Under the new constitution, the political accountability of the president will be limited to elections, which would take place only once every five years. In the "Turkish-style" presidential system, an increasingly authoritarian Erdogan will be able to "check and balance" everything.
The constitutional amendments have been pushed through under the state of emergency, by way of excessive use of urgent procedures with insufficient consultation and minimal input from experts.
The mass liquidation of media outlets (149 were shut down) and arrest of 162 journalists have made an informed public debate about the constitutional reform package impossible, eviscerating any prospect of a free and fair plebiscite.
Apart from weak EU Council conclusions last November and a non-binding resolution of the European Parliament condemning the repressive measures taken in the wake of the failed coup and calling for the suspension of accession negotiations, most EU leaders and institutions have been conspicuously silent about constitutional "reform" in Turkey.
This passive stance is untenable in light of recent and upcoming developments.
In a set of reports presented to the parliamentary assembly of the Council of Europe for adoption on March 10-11th, the Venice Commission - the organisation's advisory body on constitutional matters - is expected to deliver a sharp condemnation of the constitutional reform package and the state of media freedom in Turkey.
This begs the question whether the European Union should send a signal after the Venice Commission publishes its opinions, perhaps in an attempt to sway voters against the referendum.
Such a tactic could well backfire when cited by Erdogan as evidence of unwarranted intervention in Turkey's internal political affairs.
But this is not the time for the European Union to be tactically pragmatic. The writing is on the wall. In the face of a crisis of true democracy, a strong value statement should be delivered.
The very least the EU should do is issue a statement by Johannes Hahn, commissioner for enlargement negotiations, underlining the opinions of the Venice Commission, aligning with the grave concerns it expresses and warning of the dangerous consequences of disregarding them.
The statement should also refer to the problematic context in which the referendum is being organised, which would render the outcome invalid.

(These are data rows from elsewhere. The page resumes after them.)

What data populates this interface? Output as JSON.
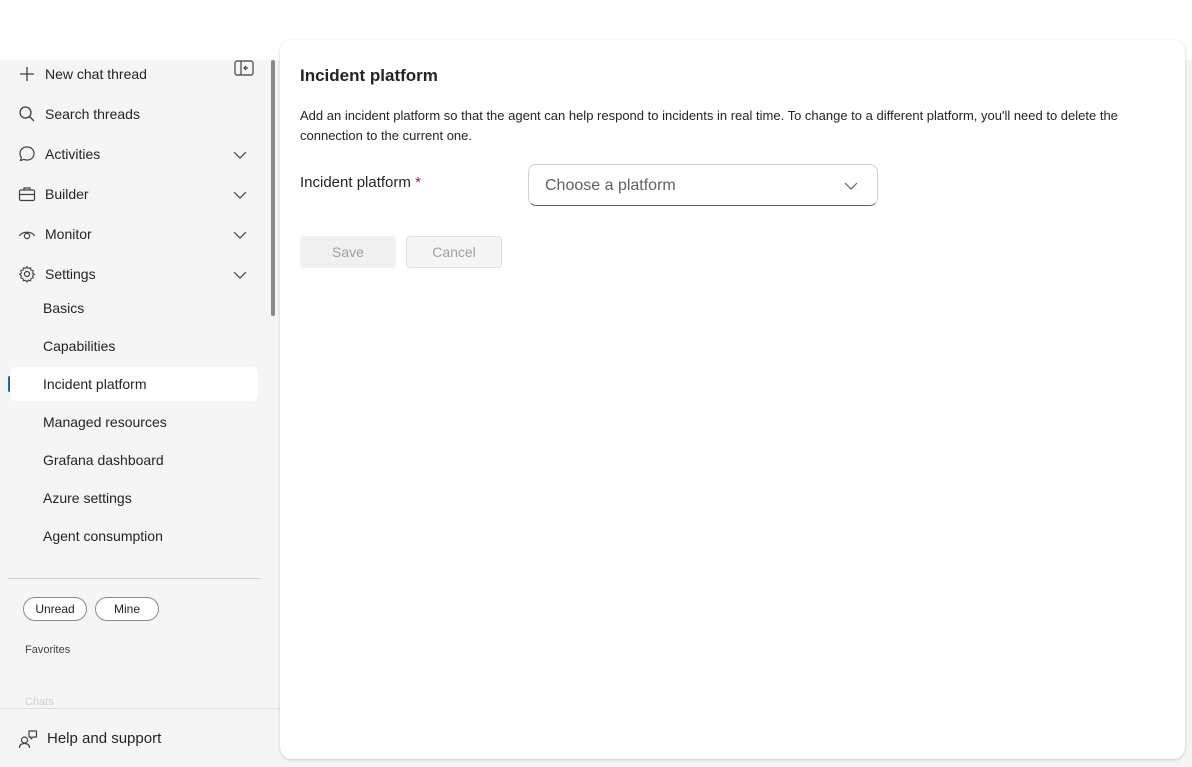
{
  "sidebar": {
    "new_chat": "New chat thread",
    "search": "Search threads",
    "nav": [
      {
        "label": "Activities",
        "icon": "chat-bubble-icon"
      },
      {
        "label": "Builder",
        "icon": "briefcase-icon"
      },
      {
        "label": "Monitor",
        "icon": "eye-icon"
      },
      {
        "label": "Settings",
        "icon": "gear-icon"
      }
    ],
    "settings_items": [
      "Basics",
      "Capabilities",
      "Incident platform",
      "Managed resources",
      "Grafana dashboard",
      "Azure settings",
      "Agent consumption"
    ],
    "active_item": "Incident platform",
    "filters": [
      "Unread",
      "Mine"
    ],
    "favorites_label": "Favorites",
    "chats_label": "Chats",
    "help": "Help and support"
  },
  "main": {
    "title": "Incident platform",
    "description": "Add an incident platform so that the agent can help respond to incidents in real time. To change to a different platform, you'll need to delete the connection to the current one.",
    "field_label": "Incident platform",
    "required_mark": "*",
    "dropdown_placeholder": "Choose a platform",
    "save_label": "Save",
    "cancel_label": "Cancel"
  },
  "colors": {
    "accent": "#0f6cbd",
    "required": "#c50f1f",
    "background": "#f5f5f5"
  }
}
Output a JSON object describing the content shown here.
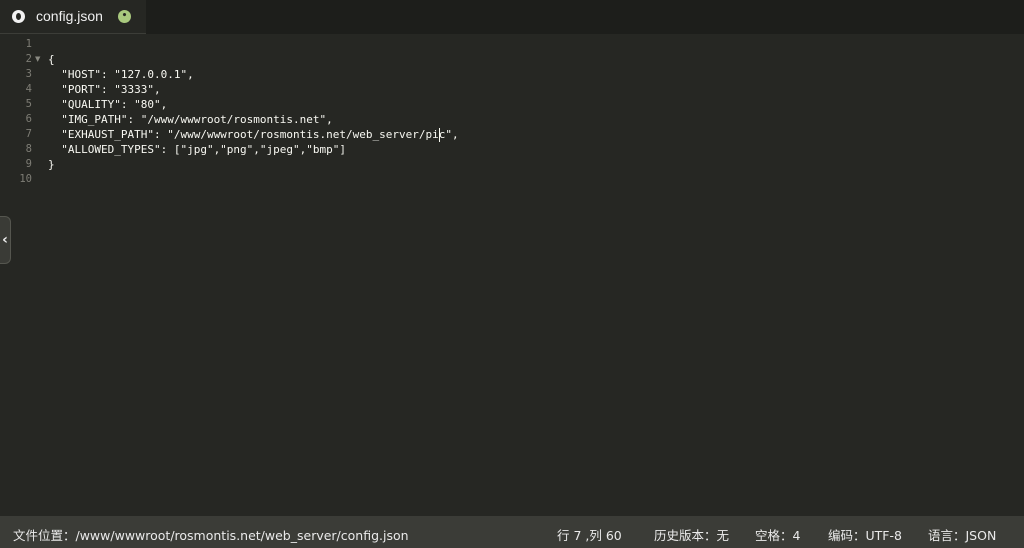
{
  "tab": {
    "title": "config.json",
    "file_icon": "file-icon",
    "modified_icon": "dot-icon"
  },
  "editor": {
    "line_numbers": [
      "1",
      "2",
      "3",
      "4",
      "5",
      "6",
      "7",
      "8",
      "9",
      "10"
    ],
    "fold_line": 2,
    "lines": [
      "",
      "{",
      "  \"HOST\": \"127.0.0.1\",",
      "  \"PORT\": \"3333\",",
      "  \"QUALITY\": \"80\",",
      "  \"IMG_PATH\": \"/www/wwwroot/rosmontis.net\",",
      "  \"EXHAUST_PATH\": \"/www/wwwroot/rosmontis.net/web_server/pic\",",
      "  \"ALLOWED_TYPES\": [\"jpg\",\"png\",\"jpeg\",\"bmp\"]",
      "}",
      ""
    ],
    "cursor": {
      "line": 7,
      "column": 60
    }
  },
  "statusbar": {
    "path": "文件位置：/www/wwwroot/rosmontis.net/web_server/config.json",
    "position": "行 7 ,列 60",
    "history": "历史版本：无",
    "spaces": "空格：4",
    "encoding": "编码：UTF-8",
    "language": "语言：JSON"
  },
  "colors": {
    "background": "#262723",
    "tabbar": "#1d1e1b",
    "statusbar": "#3b3c37",
    "string": "#e6db74",
    "line_number": "#7e7d75"
  }
}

Finally, the statement should stress that, with the entry into force of the constitutional amendments, Turkey would no longer meet the Copenhagen political criteria for EU membership and leave the European Commission no other choice but to suspend accession negotiations.

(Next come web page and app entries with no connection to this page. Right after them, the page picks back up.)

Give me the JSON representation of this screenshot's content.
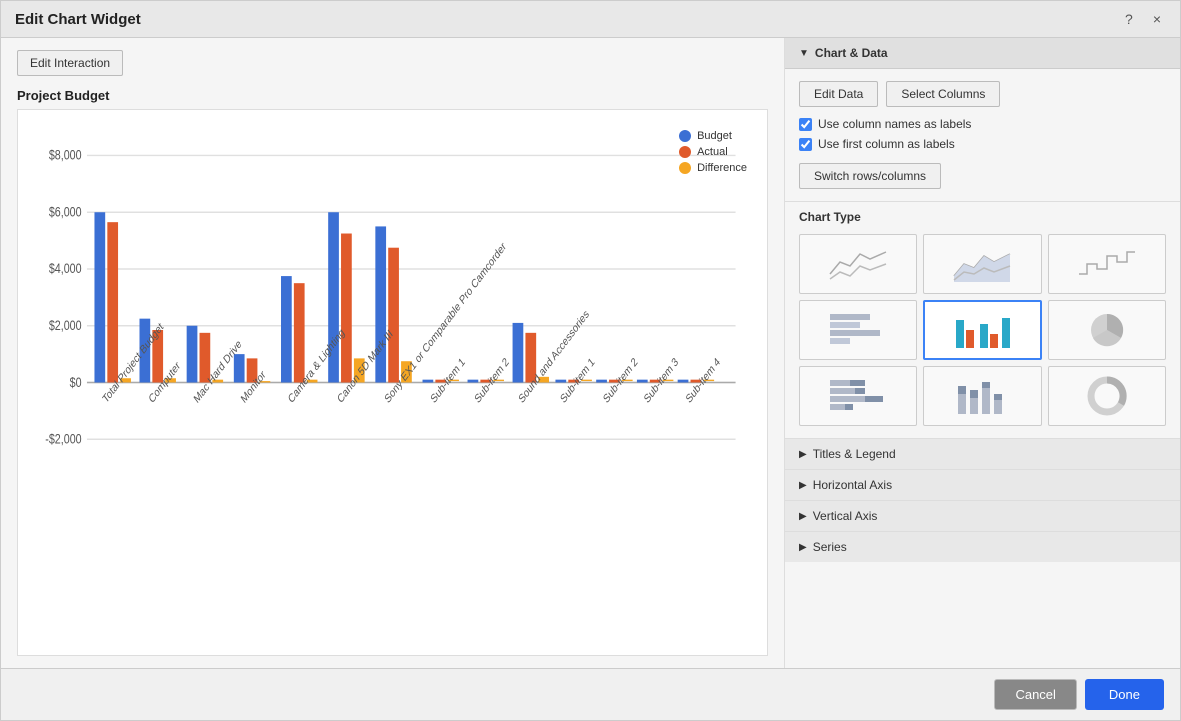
{
  "dialog": {
    "title": "Edit Chart Widget",
    "help_btn": "?",
    "close_btn": "×"
  },
  "left": {
    "edit_interaction_label": "Edit Interaction",
    "chart_title": "Project Budget"
  },
  "right": {
    "chart_data_section": "Chart & Data",
    "edit_data_label": "Edit Data",
    "select_columns_label": "Select Columns",
    "use_column_names_label": "Use column names as labels",
    "use_first_column_label": "Use first column as labels",
    "switch_rows_label": "Switch rows/columns",
    "chart_type_label": "Chart Type",
    "collapsible": [
      {
        "label": "Titles & Legend"
      },
      {
        "label": "Horizontal Axis"
      },
      {
        "label": "Vertical Axis"
      },
      {
        "label": "Series"
      }
    ]
  },
  "footer": {
    "cancel_label": "Cancel",
    "done_label": "Done"
  },
  "legend": {
    "items": [
      {
        "label": "Budget",
        "color": "#3b6fd4"
      },
      {
        "label": "Actual",
        "color": "#e05a2b"
      },
      {
        "label": "Difference",
        "color": "#f5a623"
      }
    ]
  },
  "chart": {
    "categories": [
      "Total Project Budget",
      "Computer",
      "Mac Hard Drive",
      "Monitor",
      "Camera & Lighting",
      "Canon 5D Mark III",
      "Sony EX1 or Comparable Pro Camcorder",
      "Sub-item 1",
      "Sub-item 2",
      "Sound and Accessories",
      "Sub-item 1",
      "Sub-item 2",
      "Sub-item 3",
      "Sub-item 4"
    ],
    "series": {
      "budget": [
        6200,
        1800,
        1600,
        700,
        3000,
        5000,
        4500,
        0,
        0,
        2500,
        0,
        0,
        0,
        0
      ],
      "actual": [
        6000,
        1600,
        1400,
        600,
        2800,
        4200,
        3800,
        0,
        0,
        2200,
        0,
        0,
        0,
        0
      ],
      "difference": [
        200,
        200,
        200,
        100,
        200,
        800,
        700,
        0,
        0,
        300,
        0,
        0,
        0,
        0
      ]
    },
    "y_labels": [
      "$8,000",
      "$6,000",
      "$4,000",
      "$2,000",
      "$0",
      "-$2,000"
    ],
    "y_values": [
      8000,
      6000,
      4000,
      2000,
      0,
      -2000
    ]
  }
}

Policy-makers have shied away from drawing this inevitable conclusion, arguing that shutting the door on Turkey's accession to the EU would irreparably harm bilateral relations. This need not be the case.

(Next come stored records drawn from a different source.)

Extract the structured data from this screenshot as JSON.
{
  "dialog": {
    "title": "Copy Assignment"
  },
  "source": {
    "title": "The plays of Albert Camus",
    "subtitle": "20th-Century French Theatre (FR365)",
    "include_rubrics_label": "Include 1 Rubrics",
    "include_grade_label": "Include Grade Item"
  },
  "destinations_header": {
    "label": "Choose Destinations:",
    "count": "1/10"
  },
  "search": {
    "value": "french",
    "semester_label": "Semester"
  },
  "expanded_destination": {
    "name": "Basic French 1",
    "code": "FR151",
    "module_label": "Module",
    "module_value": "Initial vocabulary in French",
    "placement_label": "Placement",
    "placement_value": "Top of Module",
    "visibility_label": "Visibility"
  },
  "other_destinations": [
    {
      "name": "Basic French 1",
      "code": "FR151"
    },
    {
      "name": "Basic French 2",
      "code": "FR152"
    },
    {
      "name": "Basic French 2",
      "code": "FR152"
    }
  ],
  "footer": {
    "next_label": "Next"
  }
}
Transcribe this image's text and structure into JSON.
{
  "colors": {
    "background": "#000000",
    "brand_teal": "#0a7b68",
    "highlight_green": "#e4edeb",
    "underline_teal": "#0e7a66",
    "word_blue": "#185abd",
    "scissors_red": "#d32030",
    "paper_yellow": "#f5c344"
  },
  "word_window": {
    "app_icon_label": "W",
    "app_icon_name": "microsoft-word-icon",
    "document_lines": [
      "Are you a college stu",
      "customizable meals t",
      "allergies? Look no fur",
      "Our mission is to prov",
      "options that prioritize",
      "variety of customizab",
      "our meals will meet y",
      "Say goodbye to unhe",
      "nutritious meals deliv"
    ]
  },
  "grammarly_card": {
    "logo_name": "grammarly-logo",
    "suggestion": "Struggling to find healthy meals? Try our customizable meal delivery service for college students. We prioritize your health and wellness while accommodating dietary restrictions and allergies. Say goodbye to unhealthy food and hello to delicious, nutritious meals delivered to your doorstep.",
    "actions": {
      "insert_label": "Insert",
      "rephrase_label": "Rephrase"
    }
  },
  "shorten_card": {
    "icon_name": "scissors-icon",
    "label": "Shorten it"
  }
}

The accession process is only one, albeit a central, element on the much wider strategic agenda of discussions between the EU and Turkey.
Negotiations have hardly advanced since they started more than a decade ago.
A resolution of the Cyprus issue could unblock the stalemate, but hopes of an agreement are fading into the background.
Moreover, Erdogan’s Turkey has turned its back on the EU’s pledge of accession years ago.
The EU should not debase its own membership criteria simply on grounds of Turkey’s strategic importance.
This would seriously undermine the credibility of the EU’s enlargement policy and would send a negative signal to other pre-accession countries in the Western Balkans.
The suspension of accession negotiations with Turkey would not mean termination of the talks. Indeed, the door should be left ajar, but the EU should be unwavering in its defence of European values and consistent in its approach.
Steven Blockmans is the head of the Europe in the World unit at Ceps, a think tank in Brussels. Sinem Yilmaz is an intern in the same unit